How we prevent the ‘oatmeal porridge catastrophe’

oatmeal porridge catastrophe

Will we all and only eat oatmeal porridge in 2050?
The answer is yes if we are to believe a recent article in the German newspaper Frankfurter Algemeine Zeitung. In 2050 10 billion people will inhabit the earth. The challenge is to stretch our agricultural capacities within the limits of our environmental capacities. If we can’t, we will all have to eat oatmeal porridge in 30 years.

Personally I am not a fan of porridge, let alone oatmeal porridge. Besides I am not sure that’s a healthy food. That’s why, in my personal view, it’s an obvious but also astoundingly interesting challenge to prevent the ‘oatmeal porridge catastrophe’.

Sustainability goals

In a recent post on the facebook page of AgewithCare I argue that we work on a healthy lifestyle  because we want to contribute to a sustainable healthcare system. The healthier we are, the less we need healthcare services. This is a rather simple goal. How we attain a healthy lifestyle is what AGE with CARE is all about. However, the integration of food, health and sustainability goals is a totally different piece of cake. This nudges the bar of our lifestyle much higher.

Environmental limits

How do we try to move towards a dietary intake that is both healthy and respectful for the environment? We try this in several ways:

  • We collect as much information as possible;
  • We ask our friends what they do;
  • We experiment with our kitchen garden and with very small steps we vary our food intake;
  • We help others to grow organic food and eat almost exclusively organic food.

An important source to integrate our food, health and sustainability goals are dietary guidelines. There are many of these guidelines in the world, but only a few of them integrate these goals.

Many issues at stake

we experiment with our kitchen garden

Fortunately most dietary guidelines, including those without sustainability claims, are similar if it comes to the integration of health and sustainability goals.
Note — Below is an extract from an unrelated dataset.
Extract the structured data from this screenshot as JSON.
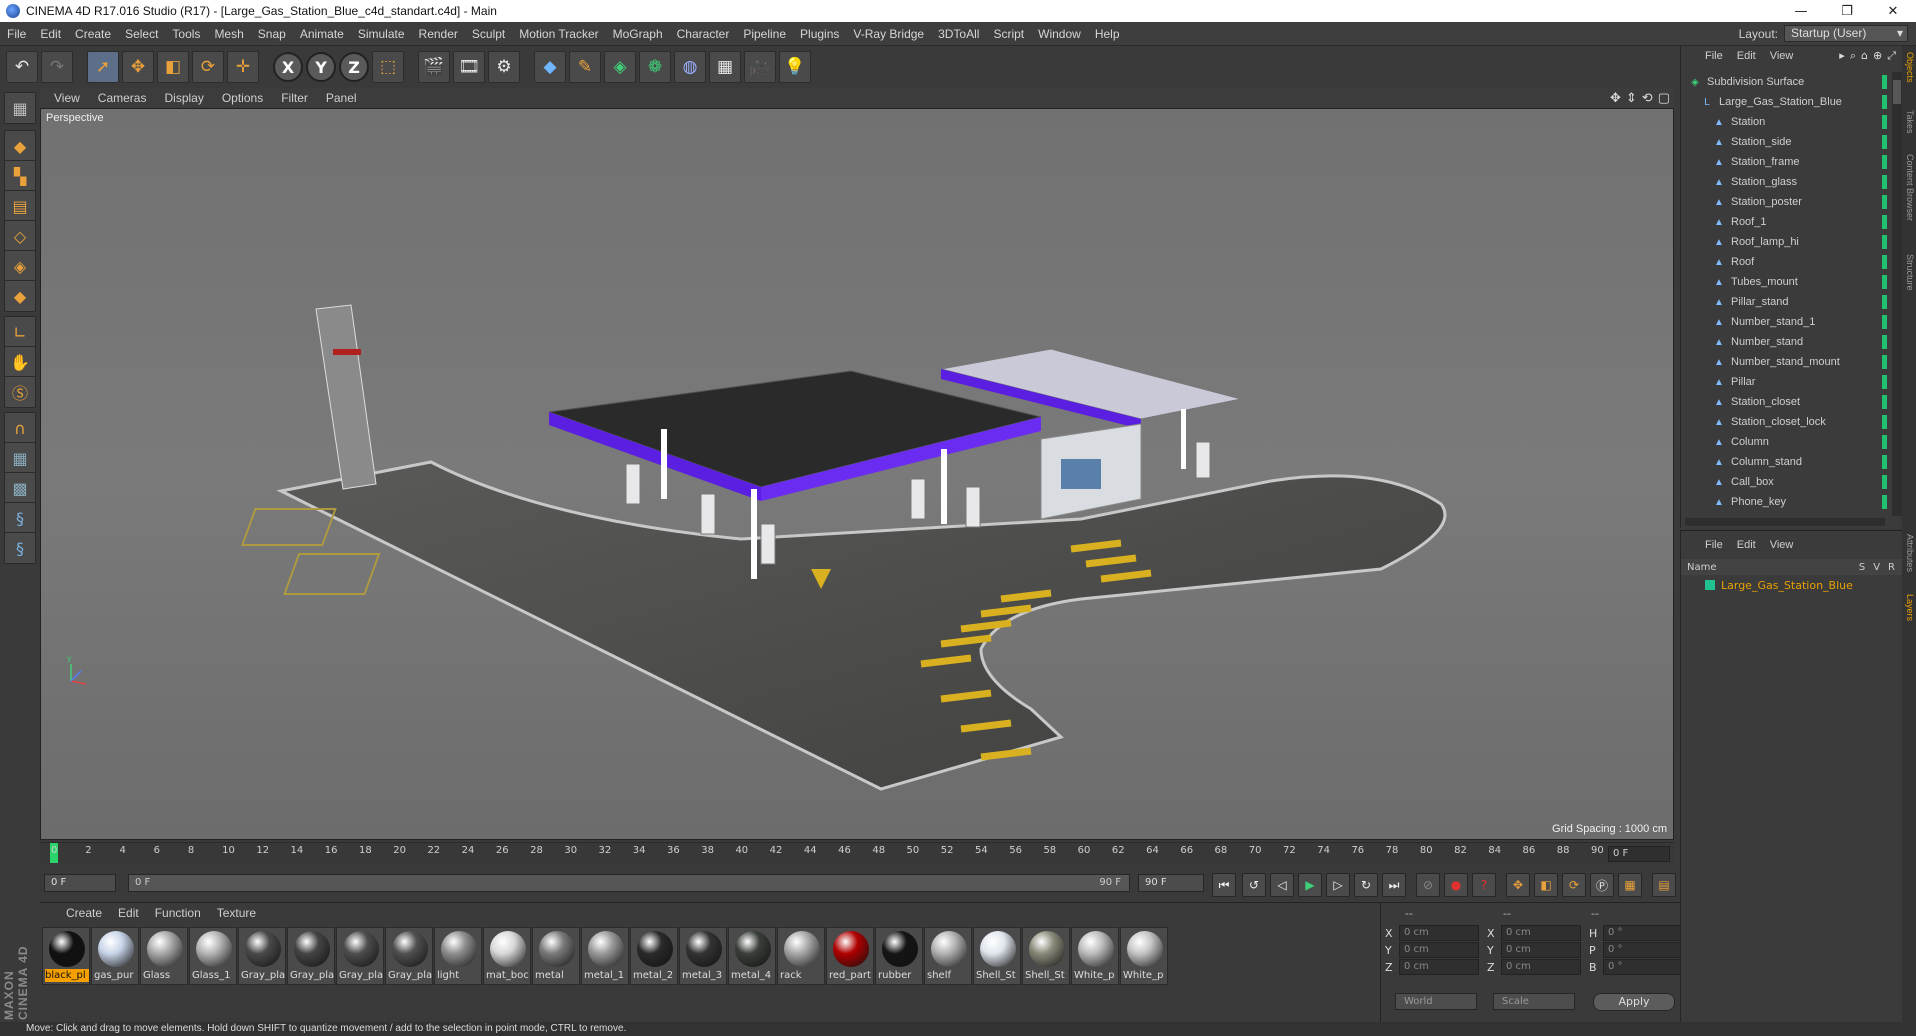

In summary all highlight that a plant-based diet has advantages over a meat based diet. Meat has a far higher environmental impact. For over 40 years now we only eat chicken, turkey or fish, and only once or twice a week in relatively small amounts of 100-150 grams per person.

But if it comes to a more sustainable diet, more issues are at stake. Such as energy-efficient cooking and the prevention of waste. Such as plastic packaging or the prevention of the waste of food.

Rules of thumb

It would be a big help for us if we could rely on clear guidelines that integrate health and at sustainability goals and that are presented with the proper authority. Unfortunately these guidelines do not exist as yet. The question is what we can do ourselves as long as this is not the case. For us this comes down to the following rules of thumb (see also Portion distortion at your plate):

  • Restrain the consumption of meat. Do not eat meat more than once or twice a week and only in small amounts. The same goes for fish. Avoid the consumption of red meat and processed meat or fish.
  • Eat as much fresh foods as possible. This is healthier but also helps to avoid the use of plastic packaging and a freezer. Eat carrots and tubers and turnips over salads. Eat fruits and vegetables from the season and preferably from where you live. Alternate raw foods with cooked versions.
  • Use little amounts of water and oil for cooking. Don’t overcook your food. See to it that you have to chew your food with some perseverance.
  • Buy organic food because this serves at the same time health and sustainability goals. In organic agriculture no chemical fertilizer, insecticides or pesticides are used.

Integrated guidelines

Eat carrots and tubers and turnips over salads

One of the more grueling problems is the lack of specific guidelines in which health and sustainability goals are integrated. Moreover, sustainability means that besides energy we also try to take into account issues such as child labor, human rights, labor-policies, equality, etc. To do this is not a straightforward task for us simple consumers. We have to rely on government information. But no such information is forthcoming yet. So if we want to prevent the ‘oatmeal porridge catastrophe’ we rely on the information our friends share with us.

Do you have any suggestions to integrate food, health and sustainability goals? You can answer in the commentbox.

P.S.: You can find dietary guidelines of more than 100 countries here.

Leave a Comment

This site uses Akismet to reduce spam. Learn how your comment data is processed.